» TASK ITEM
Collect each line of the records containing the string "verktyg".

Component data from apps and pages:

************

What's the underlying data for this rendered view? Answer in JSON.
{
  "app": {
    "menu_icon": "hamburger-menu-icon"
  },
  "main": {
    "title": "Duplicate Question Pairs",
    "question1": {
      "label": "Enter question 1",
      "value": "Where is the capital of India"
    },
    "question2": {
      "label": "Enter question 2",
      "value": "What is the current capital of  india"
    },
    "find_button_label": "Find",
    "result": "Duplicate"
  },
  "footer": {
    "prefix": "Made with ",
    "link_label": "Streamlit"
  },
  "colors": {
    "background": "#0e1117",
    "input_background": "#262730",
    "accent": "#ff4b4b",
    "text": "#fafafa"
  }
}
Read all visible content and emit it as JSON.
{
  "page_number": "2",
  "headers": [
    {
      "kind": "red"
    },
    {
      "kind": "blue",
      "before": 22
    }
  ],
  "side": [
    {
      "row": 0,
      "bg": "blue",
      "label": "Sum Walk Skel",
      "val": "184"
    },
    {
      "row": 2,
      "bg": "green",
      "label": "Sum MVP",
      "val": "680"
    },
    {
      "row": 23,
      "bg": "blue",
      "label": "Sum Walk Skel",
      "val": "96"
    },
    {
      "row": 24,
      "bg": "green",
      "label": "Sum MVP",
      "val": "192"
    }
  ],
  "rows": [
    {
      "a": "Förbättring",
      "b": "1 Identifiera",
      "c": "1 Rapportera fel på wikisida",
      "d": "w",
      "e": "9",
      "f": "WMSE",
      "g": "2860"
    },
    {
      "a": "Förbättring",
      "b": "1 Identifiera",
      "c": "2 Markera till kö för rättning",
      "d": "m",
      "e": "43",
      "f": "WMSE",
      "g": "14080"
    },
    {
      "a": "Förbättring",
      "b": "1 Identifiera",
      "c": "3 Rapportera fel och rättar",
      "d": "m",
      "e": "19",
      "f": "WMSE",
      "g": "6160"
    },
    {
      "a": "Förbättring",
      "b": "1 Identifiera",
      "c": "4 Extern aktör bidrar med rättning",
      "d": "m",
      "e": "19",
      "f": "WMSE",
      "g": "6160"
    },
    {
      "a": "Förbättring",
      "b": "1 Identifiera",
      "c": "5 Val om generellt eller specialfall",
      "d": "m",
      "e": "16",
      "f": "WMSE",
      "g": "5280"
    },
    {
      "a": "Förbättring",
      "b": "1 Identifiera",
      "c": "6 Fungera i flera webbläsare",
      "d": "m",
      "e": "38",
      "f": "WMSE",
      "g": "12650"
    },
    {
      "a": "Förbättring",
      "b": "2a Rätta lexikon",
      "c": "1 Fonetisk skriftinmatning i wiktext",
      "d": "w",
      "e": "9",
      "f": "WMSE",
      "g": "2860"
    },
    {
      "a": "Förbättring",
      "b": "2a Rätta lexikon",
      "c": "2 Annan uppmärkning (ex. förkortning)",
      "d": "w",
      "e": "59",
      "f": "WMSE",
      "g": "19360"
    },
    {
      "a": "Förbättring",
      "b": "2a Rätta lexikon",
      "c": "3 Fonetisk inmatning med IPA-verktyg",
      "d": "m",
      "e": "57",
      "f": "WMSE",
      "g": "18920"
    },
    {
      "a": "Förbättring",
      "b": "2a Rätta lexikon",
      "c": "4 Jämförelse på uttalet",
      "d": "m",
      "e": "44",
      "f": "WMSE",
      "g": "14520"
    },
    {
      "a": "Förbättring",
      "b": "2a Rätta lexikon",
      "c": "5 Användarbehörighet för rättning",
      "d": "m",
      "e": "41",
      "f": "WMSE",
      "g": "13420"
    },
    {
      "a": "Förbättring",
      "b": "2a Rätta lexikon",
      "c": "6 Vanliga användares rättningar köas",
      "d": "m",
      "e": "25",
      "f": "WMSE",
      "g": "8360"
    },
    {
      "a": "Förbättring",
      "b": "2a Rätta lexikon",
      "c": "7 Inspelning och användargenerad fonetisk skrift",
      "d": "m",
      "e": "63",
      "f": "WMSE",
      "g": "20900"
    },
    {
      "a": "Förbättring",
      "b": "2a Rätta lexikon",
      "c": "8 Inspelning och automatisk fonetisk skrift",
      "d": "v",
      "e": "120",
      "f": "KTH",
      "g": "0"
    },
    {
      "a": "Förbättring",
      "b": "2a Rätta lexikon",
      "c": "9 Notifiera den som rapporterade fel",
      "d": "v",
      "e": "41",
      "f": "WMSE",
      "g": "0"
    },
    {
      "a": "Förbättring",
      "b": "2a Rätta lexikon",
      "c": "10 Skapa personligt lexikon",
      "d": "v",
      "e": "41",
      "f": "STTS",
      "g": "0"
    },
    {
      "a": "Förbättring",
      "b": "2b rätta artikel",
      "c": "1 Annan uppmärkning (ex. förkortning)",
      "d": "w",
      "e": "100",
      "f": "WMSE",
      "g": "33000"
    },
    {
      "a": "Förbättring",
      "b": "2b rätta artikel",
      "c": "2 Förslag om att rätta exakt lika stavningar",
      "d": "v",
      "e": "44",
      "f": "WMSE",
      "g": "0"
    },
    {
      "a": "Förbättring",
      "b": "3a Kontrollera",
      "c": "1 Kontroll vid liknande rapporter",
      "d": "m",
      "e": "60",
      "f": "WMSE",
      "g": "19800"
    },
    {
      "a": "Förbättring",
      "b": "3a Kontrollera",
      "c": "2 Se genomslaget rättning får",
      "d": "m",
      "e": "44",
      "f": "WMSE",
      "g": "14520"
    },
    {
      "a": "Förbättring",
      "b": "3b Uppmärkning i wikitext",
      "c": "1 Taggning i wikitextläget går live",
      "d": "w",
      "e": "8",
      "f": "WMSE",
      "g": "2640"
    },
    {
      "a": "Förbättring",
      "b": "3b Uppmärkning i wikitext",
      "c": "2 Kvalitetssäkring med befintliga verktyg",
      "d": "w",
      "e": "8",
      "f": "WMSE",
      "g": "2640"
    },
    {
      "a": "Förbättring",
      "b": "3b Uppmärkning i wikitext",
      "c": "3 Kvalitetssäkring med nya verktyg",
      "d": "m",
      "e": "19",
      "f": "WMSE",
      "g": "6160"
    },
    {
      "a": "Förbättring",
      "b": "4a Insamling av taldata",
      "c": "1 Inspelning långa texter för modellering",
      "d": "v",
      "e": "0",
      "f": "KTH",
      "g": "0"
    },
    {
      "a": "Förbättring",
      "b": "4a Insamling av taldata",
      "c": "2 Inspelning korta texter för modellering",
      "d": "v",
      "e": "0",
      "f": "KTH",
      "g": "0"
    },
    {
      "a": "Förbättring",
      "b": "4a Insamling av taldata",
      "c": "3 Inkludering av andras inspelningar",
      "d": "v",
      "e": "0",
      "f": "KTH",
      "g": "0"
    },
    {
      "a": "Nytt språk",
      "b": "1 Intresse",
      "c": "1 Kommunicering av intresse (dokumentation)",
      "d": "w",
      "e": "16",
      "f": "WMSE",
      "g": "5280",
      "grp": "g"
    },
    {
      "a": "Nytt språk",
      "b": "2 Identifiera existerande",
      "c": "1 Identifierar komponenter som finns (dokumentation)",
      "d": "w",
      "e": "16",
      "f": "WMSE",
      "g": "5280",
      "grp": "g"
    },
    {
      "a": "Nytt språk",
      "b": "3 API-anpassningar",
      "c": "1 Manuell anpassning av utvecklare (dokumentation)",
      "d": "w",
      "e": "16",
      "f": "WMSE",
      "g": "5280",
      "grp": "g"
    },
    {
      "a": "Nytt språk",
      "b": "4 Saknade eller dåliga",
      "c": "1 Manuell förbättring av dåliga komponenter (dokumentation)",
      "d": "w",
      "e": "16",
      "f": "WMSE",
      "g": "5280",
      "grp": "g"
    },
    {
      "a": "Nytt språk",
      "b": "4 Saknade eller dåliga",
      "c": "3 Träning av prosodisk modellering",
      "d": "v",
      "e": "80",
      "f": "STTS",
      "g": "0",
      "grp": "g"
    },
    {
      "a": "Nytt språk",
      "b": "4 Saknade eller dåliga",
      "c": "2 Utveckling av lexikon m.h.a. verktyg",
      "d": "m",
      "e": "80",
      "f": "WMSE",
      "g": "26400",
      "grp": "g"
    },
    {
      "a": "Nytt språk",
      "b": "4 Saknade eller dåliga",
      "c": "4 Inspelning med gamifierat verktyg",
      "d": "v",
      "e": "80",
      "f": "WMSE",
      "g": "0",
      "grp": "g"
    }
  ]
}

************

» RESPONSE BELOW
      "c": "3 Fonetisk inmatning med IPA-verktyg",
      "c": "2 Kvalitetssäkring med befintliga verktyg",
      "c": "3 Kvalitetssäkring med nya verktyg",
      "c": "2 Utveckling av lexikon m.h.a. verktyg",
      "c": "4 Inspelning med gamifierat verktyg",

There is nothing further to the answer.